The Negro River, which we were on for most of the trip, is dark and black, and I could not see even a few inches below the surface. After each meal on the boat, we were instructed to throw our food scraps into the water and I always looked to see if a fish would jump up to grab something, but the leftovers floated gently to the shore.
These animals do not want to be seen.
To the experienced men who served as our jungle guides for the week, the river and forest look very different. One night we took off in our smaller boats (think Disney Jungle Cruise) in search of caimans, a variety of alligator that we were told can grow up to twenty feet.
Our guide stood on the prow of the boat with a large flashlight, as gleeful as a boy. He directed the driver to pull slowly along the side of the tributary and as the boat idled, he suddenly thrust his hand into the water and came out holding a baby caiman around the neck!
He carefully passed it around to our group of delighted women and we each had our pictures taken with the scary looking little guy.
Although this caiman was small, he did have sharp teeth. Through the translator, I asked our guide, “How do you know how to put your hand in so that you are not getting its teeth?”
“I look for the eyes,” he replied, “and grab behind them.”
Our guide knew how to pull that caiman out of the water because he was experienced — he has probably been doing it since he was paddling around on a canoe as a boy, He has trained himself to know the sounds, smells, and imperceptible movements of the jungle, which are unseen to me.
Often my interactions with God seem as impenetrable as the dense rainforest foliage. I can read the Bible, scan commentaries, follow Christian podcasts, be vigilant with my devotionals, and talk to friends and it skims off me as it I was Teflon. None of it penetrates the distractions and walls I let in.
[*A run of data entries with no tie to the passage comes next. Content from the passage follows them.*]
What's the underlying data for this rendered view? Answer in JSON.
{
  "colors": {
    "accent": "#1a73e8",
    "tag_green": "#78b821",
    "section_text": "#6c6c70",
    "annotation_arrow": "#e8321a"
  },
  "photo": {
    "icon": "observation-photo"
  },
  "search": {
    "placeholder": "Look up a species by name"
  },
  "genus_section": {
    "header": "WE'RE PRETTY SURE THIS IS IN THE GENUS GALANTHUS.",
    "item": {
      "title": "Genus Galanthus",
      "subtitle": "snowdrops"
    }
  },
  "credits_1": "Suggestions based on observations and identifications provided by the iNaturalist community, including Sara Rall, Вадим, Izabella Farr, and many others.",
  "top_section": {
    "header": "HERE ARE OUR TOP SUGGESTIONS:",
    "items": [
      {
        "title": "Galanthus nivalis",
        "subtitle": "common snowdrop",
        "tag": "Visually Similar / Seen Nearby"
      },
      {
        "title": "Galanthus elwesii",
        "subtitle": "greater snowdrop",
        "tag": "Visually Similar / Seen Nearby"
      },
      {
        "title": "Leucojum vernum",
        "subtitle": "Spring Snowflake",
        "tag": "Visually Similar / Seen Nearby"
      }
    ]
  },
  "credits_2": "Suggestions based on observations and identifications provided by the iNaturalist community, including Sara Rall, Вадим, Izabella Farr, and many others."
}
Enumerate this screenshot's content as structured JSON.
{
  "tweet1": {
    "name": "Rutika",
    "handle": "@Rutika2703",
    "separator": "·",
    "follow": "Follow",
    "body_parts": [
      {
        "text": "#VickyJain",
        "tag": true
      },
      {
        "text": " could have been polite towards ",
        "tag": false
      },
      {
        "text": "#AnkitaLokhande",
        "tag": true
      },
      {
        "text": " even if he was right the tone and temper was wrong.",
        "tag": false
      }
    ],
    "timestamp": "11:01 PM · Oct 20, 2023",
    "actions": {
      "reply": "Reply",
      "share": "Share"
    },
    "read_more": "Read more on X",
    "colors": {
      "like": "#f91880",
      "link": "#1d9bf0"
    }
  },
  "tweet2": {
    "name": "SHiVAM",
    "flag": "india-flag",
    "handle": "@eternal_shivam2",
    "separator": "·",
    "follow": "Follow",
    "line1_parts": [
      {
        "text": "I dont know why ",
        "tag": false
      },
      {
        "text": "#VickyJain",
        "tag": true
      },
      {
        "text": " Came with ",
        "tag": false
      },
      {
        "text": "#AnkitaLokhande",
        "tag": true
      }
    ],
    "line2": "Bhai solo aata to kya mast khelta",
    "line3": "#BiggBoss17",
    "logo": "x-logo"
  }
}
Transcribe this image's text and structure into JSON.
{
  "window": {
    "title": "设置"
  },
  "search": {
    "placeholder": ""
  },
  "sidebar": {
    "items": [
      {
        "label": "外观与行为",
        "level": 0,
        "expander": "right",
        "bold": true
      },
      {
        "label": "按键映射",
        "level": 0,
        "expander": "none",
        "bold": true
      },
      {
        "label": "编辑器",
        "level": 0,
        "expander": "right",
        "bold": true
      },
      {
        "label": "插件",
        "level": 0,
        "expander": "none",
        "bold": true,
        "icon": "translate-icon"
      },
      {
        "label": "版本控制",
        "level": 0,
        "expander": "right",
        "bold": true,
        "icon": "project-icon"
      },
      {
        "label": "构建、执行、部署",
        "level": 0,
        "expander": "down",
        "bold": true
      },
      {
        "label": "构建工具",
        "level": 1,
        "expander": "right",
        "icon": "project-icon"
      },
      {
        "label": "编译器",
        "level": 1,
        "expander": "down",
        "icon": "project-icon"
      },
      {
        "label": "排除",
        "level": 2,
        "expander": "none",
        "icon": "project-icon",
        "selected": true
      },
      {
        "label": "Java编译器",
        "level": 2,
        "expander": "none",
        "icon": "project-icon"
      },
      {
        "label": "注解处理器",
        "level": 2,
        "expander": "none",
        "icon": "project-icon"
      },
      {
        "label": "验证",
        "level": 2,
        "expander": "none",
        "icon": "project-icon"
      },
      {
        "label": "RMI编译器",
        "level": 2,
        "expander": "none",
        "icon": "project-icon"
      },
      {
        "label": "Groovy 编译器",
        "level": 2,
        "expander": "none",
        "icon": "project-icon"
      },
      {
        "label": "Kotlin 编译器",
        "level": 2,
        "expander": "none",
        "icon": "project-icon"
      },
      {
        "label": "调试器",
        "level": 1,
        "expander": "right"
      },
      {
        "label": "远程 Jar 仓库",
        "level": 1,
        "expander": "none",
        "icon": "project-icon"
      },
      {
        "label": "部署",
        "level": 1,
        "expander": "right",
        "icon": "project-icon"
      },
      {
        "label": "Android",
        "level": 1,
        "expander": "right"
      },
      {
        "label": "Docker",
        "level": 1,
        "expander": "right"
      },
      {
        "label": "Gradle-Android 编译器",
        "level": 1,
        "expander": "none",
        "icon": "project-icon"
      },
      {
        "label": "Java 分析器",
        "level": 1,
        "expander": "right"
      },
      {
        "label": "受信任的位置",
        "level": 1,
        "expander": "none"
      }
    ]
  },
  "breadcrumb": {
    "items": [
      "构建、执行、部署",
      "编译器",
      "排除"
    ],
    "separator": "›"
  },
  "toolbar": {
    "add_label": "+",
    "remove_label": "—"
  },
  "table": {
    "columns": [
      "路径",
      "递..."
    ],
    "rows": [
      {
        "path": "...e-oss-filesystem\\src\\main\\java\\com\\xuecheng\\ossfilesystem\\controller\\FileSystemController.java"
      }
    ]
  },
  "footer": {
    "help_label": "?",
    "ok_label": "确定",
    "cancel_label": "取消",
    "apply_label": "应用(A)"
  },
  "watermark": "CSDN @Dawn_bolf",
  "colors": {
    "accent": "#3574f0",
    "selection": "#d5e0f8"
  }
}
God showed me on the river that I need to have clear and focused eyes to see the working of the Holy Spirit in and around my life. This verse from Ephesians has struck me:
“I ask—ask the God of our Master, Jesus Christ, the God of glory—to make you intelligent and discerning in knowing him personally, your eyes focused and clear, so that you can see exactly what it is he is calling you to do..”Ephesians 1:18, The Message
As I gazed at the clear blue sky on the top deck of the Splendor, my prayer was for the Holy Spirit to give me discernment and to open my heart to what He wanted me to take away from that place. I prayed for clear and focused eyes so that I would be aware of the power that comes from the Holy Spirit working within me.
The result has been a peace of knowing, of feeling sure of my faith and of the presence of the Holy Spirit within me.
I encourage you to read Ephesians 1:17-19 and insert me and I each time Paul uses you. I was surprised at the power of these verses when I applied them to myself on that personal level. God promises in these verses to let us in on His magnificent mysteries and to know what he would have us to do.